Is serendipitous musical discovery still possible? With most listening being done on computers and mobile devices that have access to endless catalogs and discographies, that utilize advanced matching algorithms for recommendations, can we randomly happen upon our new favorite record? There are a billion arts & culture blogs that will point you to the latest, the greatest, and the up-and-coming. What’s left to discover? Is there no free-will in unearthing what you will love? Conversely, I personally think that there will always be a human, spiritual, or je ne sais quoi element to finding new things, especially in music, literature, poetry, art, and anything culturally rooted. Algorithms predict future patterns based on past history. Blogs are curated by people with their own set of ideals, opinions, and tastes, all of which are constantly in motion. However nothing can prepare you for the short and long term effects that an unheard, read, or seen work can have on you until you internalize it. Sometimes you are unknowingly or unwittingly drawn to a bookcover or album art, a song title or sculpture, even an artist’s name, by a cosmic force. I’ve found some of my favorite pieces, in music and art, in this matter, through this gravitational field. What can this be if not wonderful happenstance? I’m thankful for it and I sincerely hope we don’t construct an algorithm that crushes all of the mysterious qualities out of discovery.

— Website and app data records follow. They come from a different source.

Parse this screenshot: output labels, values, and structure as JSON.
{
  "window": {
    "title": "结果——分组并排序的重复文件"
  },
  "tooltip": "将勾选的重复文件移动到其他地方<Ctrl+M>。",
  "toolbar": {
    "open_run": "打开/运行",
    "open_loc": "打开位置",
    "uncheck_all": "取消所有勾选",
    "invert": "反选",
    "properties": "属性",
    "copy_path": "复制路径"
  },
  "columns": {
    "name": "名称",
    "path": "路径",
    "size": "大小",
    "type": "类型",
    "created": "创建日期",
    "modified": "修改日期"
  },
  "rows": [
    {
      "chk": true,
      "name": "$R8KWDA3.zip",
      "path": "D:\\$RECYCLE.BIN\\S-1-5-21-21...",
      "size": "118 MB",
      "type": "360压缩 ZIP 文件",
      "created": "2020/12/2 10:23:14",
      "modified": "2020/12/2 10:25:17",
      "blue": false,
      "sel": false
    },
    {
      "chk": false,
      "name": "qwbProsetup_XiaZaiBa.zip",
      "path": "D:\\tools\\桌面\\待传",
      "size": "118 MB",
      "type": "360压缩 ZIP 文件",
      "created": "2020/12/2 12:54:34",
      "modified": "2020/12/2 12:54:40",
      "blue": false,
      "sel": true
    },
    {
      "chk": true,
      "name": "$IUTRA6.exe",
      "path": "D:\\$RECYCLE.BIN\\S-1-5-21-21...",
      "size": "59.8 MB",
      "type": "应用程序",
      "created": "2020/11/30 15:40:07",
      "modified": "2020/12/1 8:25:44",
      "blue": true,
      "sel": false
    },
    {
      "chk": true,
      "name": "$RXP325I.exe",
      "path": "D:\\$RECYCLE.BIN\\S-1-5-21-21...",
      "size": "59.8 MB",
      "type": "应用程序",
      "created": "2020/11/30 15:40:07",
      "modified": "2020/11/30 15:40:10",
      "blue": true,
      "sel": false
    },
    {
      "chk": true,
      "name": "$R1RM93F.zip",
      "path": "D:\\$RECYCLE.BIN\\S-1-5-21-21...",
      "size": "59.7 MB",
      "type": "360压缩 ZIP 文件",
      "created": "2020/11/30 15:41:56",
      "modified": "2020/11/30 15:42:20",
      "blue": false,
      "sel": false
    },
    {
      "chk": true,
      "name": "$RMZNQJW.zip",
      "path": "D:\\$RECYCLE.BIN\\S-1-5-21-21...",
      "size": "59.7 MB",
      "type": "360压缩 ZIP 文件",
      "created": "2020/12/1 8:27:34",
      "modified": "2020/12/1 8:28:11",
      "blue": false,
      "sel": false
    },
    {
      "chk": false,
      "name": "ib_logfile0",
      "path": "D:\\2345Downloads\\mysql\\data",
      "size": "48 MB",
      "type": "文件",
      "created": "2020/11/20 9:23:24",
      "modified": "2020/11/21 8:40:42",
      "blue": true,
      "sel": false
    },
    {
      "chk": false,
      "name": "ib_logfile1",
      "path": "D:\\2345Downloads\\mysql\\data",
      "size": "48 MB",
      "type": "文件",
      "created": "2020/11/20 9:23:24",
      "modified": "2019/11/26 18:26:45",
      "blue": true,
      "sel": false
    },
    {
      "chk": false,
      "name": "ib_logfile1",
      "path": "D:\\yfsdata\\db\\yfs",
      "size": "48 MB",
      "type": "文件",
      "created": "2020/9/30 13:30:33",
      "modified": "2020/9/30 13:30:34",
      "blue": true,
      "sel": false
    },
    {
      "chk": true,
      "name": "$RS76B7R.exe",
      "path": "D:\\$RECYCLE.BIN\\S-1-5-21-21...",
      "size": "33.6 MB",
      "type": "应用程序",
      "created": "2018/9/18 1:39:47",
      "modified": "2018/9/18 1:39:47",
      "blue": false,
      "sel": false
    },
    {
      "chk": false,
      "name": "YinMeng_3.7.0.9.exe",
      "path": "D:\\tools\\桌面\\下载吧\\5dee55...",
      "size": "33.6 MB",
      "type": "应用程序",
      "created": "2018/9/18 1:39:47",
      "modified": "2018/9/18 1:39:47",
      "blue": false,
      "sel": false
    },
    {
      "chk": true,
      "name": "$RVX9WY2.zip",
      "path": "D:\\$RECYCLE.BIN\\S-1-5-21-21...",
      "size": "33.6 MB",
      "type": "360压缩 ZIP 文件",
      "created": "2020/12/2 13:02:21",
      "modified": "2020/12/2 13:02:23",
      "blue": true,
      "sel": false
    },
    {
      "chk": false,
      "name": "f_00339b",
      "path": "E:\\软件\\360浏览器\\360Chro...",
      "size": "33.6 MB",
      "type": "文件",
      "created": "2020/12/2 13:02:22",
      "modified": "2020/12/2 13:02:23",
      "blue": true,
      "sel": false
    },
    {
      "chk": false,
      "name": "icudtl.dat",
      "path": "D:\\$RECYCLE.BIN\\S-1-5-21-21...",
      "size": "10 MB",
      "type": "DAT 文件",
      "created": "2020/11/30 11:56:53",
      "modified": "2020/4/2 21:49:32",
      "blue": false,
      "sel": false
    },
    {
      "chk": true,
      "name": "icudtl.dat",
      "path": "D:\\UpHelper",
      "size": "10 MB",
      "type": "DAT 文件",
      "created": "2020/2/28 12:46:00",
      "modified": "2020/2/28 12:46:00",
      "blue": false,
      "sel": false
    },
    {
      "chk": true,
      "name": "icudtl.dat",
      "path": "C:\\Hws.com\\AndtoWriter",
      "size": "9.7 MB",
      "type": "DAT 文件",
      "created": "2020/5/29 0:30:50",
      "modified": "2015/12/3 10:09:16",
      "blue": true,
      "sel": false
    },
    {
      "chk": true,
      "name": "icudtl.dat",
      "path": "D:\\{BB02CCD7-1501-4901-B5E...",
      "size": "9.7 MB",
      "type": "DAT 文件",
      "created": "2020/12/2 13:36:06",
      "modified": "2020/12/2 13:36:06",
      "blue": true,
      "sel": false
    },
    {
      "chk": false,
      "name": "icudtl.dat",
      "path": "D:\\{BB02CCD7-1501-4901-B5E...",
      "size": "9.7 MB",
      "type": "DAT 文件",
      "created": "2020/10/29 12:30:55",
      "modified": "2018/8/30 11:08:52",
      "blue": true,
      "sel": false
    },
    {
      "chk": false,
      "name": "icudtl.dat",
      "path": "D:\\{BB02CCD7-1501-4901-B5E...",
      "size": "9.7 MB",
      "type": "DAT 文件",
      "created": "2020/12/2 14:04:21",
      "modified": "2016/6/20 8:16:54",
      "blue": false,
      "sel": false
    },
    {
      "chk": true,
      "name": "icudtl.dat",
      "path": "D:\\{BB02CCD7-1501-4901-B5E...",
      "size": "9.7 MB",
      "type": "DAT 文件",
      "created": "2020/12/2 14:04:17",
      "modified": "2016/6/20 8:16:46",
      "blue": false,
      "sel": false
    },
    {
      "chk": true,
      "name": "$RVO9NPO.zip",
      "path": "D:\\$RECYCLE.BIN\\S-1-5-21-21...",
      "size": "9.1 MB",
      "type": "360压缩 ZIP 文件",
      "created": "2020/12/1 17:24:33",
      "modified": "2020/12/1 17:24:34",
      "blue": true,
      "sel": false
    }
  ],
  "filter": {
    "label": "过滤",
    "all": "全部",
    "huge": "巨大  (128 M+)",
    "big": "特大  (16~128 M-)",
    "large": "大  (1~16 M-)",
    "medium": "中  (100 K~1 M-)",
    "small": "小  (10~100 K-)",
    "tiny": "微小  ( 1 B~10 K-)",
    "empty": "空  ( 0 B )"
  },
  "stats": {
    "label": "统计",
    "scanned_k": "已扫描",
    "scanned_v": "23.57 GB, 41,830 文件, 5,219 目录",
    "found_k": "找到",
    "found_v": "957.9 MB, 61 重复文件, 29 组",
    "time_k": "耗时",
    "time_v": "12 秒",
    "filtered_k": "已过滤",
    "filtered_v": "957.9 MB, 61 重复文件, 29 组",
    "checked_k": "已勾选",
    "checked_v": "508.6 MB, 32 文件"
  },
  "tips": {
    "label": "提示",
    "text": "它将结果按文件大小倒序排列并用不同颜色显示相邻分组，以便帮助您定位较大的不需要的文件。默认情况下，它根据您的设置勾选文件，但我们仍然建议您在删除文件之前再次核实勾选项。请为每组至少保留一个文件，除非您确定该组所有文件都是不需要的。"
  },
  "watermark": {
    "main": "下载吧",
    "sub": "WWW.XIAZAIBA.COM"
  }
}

A recent occurance of this phenomenon took place when I found Caroline Rose‘s album America Religious. Being part of a radio station, you are often inundated with those pesky plastic disks which are often sent in bulk and litter every flat surface with their jewel casings. I’m certainly not complaining about my wide access and privledge to new and old releases, but it’s hard to navigate these waters with limited time. It was in one of these piles that I spotted and subsequently snagged America Religious. With no preconceptions and, admittedly no expectations, I loaded that bad boy into my Discman, just kidding, my laptop and quickly became absorbed. As the songs go by, you realize that Rose is a true American songwriter like Dylan, Van Zandt, or King – different stylistically, but all touch on something inherently continental. Rose spins stories with a sense of adventure, a certain badass swagger, and devil-may-care attitude. It’s Americana and it’s not, it’s rock-and-roll and it’s not, it’s rootsy and it’s not. Her music exists somewhere at the confluence of these styles, but also carries the ambiguities of living without of these genres. Truly, a refreshing album to be drawn to for a listen. Was it fate? Was it mathematical equations? Was it ancient aliens? Perhaps it be sheer luck? I’d rather think that my environment, personality, mood, weather, and the universe, in its infinite wonderment, conspired together to get that CD in my hands. Thanks guys.
Caroline Rose and her sideman Jer Coons recorded this Folkadelphia Session on September 3rd in advance of their late summer tour and concert at The Fire in Philadelphia.